◆ INSTRUCTIONS FOR THE TASK
What is needed is every line of the data that includes the word "name". Please copy each one.
━━━ SOURCE MATERIAL
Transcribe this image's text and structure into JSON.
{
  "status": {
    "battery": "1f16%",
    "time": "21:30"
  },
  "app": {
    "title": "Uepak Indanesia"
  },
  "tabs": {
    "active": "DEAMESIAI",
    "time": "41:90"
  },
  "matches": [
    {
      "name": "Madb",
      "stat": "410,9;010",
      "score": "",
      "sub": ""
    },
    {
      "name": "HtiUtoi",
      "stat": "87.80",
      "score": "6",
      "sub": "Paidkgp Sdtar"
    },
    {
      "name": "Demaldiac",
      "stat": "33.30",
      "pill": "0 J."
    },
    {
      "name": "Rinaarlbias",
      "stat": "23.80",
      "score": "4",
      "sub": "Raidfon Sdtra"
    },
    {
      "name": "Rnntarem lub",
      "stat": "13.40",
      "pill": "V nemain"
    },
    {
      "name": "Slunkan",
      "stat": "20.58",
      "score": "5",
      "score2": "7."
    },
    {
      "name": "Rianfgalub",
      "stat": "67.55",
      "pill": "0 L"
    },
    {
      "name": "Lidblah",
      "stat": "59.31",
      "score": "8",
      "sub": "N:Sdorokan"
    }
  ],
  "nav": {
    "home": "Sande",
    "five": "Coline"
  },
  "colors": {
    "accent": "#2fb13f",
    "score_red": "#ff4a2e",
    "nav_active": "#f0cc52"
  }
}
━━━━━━
◆ RESPONSE AREA
      "name": "Madb",
      "name": "HtiUtoi",
      "name": "Demaldiac",
      "name": "Rinaarlbias",
      "name": "Rnntarem lub",
      "name": "Slunkan",
      "name": "Rianfgalub",
      "name": "Lidblah",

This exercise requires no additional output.